Join Mailing List

For latest news and information about Treasury and Financial Markets, enter your details below:

Mortgages - is the FTP the cost of one year money?

Print Preview Send to a Friend Share

Published: 7th February 2012 by William Webster

Should a long dated mortgage asset be priced off the long dated cost of money? Or should it be priced off a shorter rate reflecting the fact that firms finance by borrowing short term and rolling this over?

Albeit that the cost of refinancing can be “modelled” to imply an increased charge for future stressed market conditions. The answer must depend on the maturity of the mortgage.

This may substantially vary from its contractual maturity. Ignoring amortisation and pre-payments consider three types of mortgage - fixed rate, tracker and administered.

With the first two a firm cannot increase the spread it charges. With the administered it can.

If the original mortgage term was 25 years and this was financed by one year retail money what liquidity risk is being run?

In the case of fixed and tracker products it is large. The firm must pay whatever it takes to refinance and the customer has no incentive to pre-pay. But with an administered rate product there is a difference – the cost can be passed on. Furthermore a firm could use the administered rate to accelerate repayment by simply making it uneconomic for the customer to stay.

In this way you could argue that an administered mortgage has a much shorter duration and therefore could be priced off short term funding rates. How short those rates should be is open to conjecture. You could argue that a 1 year rate is sufficient and that this is consistent with a matched maturity approach to FTP.

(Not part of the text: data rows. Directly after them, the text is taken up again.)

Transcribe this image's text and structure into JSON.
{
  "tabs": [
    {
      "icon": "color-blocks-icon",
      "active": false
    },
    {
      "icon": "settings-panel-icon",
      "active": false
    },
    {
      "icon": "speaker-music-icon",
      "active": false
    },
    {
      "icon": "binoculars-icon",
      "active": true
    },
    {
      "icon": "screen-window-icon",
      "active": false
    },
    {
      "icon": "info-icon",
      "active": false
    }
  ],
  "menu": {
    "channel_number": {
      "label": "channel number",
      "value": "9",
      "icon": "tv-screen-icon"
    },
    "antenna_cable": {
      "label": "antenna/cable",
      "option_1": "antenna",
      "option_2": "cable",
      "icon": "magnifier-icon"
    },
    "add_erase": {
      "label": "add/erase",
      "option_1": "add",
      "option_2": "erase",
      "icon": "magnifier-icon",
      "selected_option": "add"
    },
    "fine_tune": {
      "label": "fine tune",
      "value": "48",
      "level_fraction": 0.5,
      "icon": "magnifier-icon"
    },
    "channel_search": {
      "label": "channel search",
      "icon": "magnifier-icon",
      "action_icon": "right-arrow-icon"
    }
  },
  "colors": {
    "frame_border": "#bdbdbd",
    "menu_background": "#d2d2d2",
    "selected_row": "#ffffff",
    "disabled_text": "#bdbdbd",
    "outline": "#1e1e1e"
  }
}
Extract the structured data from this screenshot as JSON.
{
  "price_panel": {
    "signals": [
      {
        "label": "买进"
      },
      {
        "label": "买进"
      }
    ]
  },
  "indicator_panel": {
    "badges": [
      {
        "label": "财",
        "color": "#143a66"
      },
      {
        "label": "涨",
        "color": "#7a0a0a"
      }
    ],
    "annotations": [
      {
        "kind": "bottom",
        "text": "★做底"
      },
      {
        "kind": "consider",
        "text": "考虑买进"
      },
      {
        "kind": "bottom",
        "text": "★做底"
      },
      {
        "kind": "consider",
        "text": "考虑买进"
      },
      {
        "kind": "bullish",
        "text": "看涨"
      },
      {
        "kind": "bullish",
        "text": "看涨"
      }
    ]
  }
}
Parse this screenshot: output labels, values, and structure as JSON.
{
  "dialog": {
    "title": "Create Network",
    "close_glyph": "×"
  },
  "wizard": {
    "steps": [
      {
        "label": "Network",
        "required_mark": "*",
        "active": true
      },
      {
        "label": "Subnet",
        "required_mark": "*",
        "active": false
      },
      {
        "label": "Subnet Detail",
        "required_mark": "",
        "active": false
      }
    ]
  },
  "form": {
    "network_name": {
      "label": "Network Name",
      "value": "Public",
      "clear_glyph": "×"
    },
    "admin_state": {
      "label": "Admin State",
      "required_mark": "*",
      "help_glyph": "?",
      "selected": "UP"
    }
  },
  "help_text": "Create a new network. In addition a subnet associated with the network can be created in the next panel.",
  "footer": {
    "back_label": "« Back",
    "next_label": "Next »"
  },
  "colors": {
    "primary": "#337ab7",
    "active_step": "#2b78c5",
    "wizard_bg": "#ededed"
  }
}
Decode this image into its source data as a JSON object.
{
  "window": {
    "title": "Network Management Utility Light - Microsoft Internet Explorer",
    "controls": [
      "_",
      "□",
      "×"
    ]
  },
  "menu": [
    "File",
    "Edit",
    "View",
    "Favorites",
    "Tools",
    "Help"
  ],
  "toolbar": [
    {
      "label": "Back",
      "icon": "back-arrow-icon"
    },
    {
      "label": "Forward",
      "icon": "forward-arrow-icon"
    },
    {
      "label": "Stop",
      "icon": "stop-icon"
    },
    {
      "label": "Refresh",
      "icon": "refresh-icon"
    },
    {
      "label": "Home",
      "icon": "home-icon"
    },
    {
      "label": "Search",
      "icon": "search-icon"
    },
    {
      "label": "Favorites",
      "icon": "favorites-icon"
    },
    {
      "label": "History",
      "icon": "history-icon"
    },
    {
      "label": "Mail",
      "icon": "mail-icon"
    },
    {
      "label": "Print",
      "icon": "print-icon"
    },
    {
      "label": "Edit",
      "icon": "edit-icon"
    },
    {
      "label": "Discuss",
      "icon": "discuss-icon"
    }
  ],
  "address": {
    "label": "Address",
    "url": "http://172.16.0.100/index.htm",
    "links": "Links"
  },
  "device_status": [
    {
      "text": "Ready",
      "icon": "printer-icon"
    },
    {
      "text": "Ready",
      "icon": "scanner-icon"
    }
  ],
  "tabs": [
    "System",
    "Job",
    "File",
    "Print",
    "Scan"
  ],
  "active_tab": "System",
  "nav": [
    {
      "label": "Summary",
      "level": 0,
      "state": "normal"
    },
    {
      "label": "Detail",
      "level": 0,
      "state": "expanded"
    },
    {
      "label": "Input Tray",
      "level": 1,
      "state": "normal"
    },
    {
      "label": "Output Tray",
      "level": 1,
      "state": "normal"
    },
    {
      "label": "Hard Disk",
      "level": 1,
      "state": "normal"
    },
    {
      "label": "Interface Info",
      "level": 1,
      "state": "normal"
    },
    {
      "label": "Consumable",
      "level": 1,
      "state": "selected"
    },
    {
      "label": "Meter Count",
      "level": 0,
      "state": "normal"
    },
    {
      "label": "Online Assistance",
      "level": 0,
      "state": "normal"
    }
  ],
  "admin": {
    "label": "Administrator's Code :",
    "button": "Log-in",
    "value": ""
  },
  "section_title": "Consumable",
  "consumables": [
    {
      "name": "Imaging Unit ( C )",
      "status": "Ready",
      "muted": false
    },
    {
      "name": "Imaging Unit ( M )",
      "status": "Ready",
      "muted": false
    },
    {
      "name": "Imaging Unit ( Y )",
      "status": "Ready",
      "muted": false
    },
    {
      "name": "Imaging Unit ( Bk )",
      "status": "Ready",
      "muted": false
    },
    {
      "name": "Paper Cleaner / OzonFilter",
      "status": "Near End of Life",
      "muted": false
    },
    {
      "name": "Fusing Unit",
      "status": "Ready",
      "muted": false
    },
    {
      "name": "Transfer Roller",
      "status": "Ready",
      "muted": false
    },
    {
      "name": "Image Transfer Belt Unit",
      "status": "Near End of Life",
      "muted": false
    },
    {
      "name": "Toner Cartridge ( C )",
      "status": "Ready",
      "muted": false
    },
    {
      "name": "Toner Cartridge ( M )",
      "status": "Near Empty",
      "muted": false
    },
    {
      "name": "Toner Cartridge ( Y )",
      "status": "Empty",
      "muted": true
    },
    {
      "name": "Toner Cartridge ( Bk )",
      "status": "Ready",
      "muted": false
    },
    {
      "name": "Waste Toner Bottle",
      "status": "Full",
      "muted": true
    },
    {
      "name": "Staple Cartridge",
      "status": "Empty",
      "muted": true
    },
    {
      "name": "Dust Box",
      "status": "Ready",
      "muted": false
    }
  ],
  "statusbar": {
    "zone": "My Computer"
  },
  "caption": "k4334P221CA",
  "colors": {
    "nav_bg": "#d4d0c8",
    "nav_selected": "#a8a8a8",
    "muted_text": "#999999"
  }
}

With TCF it would be helpful to get a regulator’s view on this.

Displaying 1 to 6 of 6 results in total.

Related Documents

Free to ViewWrite Mortgages, Wrong Price? 100% relevant

11th September 2020

Selling mortgages with interest rates of between 1% and 4% may seem like an opportunity too good to miss, particularly now Bank rate is 0.10%, but is this too good to be true? Let’s see.


Registration RequiredMarket Guides > The all in cost of fixed rate issuance 83% relevant

19th September 2009

Borrowers (issuers) often use the bond market to access medium and longer dated funding. Some issuers prefer variable rate liabilities, some fixed rate liabilities. All issuers want to be able to borrow the required amount at the lowest possible cost but just how does a fixed coupon bond issuer calculate the cost of funds on a floating rate basis? Let's see.


Registration RequiredMarket Guides > The all in cost of floating rate issuance 83% relevant

20th September 2009

Floating rate notes (FRNs) are bonds that pay investors a regular coupon linked to short term interest rates like three or six month Libor. This can suit the investor and issuer alike. The cost of issuance is key to the borrower. Discounts to par value and margins must be taken into account. Find out more about the all in cost.


Free to ViewFTP Discussion Group 53% relevant

7th February 2012

The presentation for the discussion group held at Mutual One on 25/1/12 and 3/2/12.


Free to ViewDealing With Uncertainty - Part One 50% relevant

2nd June 2020

I’ve always felt uneasy about stress tests, it’s a bit surprising, after all they should provide comfort that, if the unexpected happens we have cover. Are we right to think they strengthen what we do?


Free to ViewMoney Markets & Foreign Exchange 43% relevant